NEW YORK: ‘Operation’ Ad Attacks Hillary Rodham Clinton
In the heated Senate race between Rep. Rick Lazio (R-N.Y.) and first lady Hillary Rodham Clinton (D), the New York Conservative Party has released an attack ad comparing Clinton's failed national health care plan to the children's game 'Operation,' Newsday reports. The ad opens with a picture of Clinton, then cuts to a woman's hand touching a cartoon body that produces a buzzing sound each time the woman touches it. The narrator states: "Remember the last time we trusted Hillary Clinton with an important job in Washington? In 1993, she operated on health care. She proposed a government-run system. A bureaucratic plan of rationing that destroyed your choice of doctors. A 27% tax increase, with 2 million jobs lost.

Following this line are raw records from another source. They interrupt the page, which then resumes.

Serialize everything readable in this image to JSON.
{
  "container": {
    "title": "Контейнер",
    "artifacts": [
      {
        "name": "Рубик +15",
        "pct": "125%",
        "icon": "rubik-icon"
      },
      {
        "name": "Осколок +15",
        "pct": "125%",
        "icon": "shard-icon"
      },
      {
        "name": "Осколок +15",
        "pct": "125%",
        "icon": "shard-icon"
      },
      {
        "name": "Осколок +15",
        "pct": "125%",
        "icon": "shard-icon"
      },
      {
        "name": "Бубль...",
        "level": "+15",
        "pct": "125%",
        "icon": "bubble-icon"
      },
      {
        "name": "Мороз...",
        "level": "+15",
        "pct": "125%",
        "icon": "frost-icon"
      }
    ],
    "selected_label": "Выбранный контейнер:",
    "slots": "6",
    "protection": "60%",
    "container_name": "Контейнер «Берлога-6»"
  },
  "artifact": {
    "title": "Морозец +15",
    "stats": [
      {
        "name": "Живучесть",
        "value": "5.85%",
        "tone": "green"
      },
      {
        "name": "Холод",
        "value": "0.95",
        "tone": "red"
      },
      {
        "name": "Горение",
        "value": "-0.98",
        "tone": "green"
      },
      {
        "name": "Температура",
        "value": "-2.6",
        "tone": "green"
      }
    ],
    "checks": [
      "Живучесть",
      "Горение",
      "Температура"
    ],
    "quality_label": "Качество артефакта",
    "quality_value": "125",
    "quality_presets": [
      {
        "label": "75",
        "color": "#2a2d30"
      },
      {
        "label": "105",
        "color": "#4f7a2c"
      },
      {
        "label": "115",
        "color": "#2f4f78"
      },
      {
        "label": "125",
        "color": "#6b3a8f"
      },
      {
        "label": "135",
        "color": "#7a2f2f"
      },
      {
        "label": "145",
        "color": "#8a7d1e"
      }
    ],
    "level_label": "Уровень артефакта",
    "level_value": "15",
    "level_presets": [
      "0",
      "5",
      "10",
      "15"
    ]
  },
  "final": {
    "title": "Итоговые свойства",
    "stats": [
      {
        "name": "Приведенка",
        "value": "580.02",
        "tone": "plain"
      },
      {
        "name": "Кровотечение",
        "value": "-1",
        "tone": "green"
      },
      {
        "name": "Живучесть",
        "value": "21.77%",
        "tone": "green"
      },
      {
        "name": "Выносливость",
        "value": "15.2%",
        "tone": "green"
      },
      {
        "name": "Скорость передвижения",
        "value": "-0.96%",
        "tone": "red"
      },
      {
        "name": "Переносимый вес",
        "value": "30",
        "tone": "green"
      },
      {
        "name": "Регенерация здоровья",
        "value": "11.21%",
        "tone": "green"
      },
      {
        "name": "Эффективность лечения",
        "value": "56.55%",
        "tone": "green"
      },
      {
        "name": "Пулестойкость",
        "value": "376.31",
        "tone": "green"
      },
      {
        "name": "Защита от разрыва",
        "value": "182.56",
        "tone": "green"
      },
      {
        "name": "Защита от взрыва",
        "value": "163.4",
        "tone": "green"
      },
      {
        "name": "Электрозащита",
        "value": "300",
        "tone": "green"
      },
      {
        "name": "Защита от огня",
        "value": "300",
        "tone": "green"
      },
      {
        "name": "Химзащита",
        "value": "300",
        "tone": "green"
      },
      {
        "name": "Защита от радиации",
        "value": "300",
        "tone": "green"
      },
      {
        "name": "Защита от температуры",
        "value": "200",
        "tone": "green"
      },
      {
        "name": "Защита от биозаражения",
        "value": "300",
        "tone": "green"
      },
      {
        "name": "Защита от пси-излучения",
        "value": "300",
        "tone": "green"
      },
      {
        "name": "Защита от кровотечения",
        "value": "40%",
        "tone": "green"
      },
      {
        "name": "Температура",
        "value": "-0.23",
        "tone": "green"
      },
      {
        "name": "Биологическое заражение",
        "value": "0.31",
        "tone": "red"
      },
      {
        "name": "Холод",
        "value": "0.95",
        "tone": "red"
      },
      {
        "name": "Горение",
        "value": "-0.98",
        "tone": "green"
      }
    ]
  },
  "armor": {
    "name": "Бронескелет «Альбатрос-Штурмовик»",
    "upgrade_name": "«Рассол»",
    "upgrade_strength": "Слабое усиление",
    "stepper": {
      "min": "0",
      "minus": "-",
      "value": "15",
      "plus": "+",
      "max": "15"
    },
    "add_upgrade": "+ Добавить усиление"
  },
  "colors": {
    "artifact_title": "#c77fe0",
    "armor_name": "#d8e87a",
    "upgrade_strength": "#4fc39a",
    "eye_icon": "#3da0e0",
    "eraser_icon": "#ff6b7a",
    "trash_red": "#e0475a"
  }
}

She worked in secret and had to be sued to disclose the details. So if you trust Hillary Clinton, maybe you should see your doctor. While you still can" (Riley, 9/19). Nelson Warfield, who produced the ad for the Conservative Party, said the health care issue "is a real vulnerability for [Clinton]." The Lazio campaign, which did not know about the ad until questioned about it, has attempted to pick up on the theme, targeting a different aspect of Clinton's failed health plan on a daily basis. A Lazio aide said they are attempting to show what may have happened in New York under the plan, such as cutting reimbursements for teaching hospitals. In addition, they are using the theme to depict Clinton as an advocate of large government and question her "competence and credibility" (Nagourney, New York Times, 9/17). Clinton shot back, calling the ad was an example of Lazio's "hypocrisy" because the spot was financed with unregulated soft money. Lazio supporters say they will only stop using soft money to finance ad campaigns if Clinton, who has raised more than $4 million in soft money, agrees to do the same. (Riley, 9/19). To view the ad, go to http://video.cloakroom.com/2000archive/09/0921nycp1.rm. Note: You will need RealPlayer G2 to view the ad.This is part of the California Healthline Daily Edition, a summary of health policy coverage from major news organizations. Sign up for an email subscription.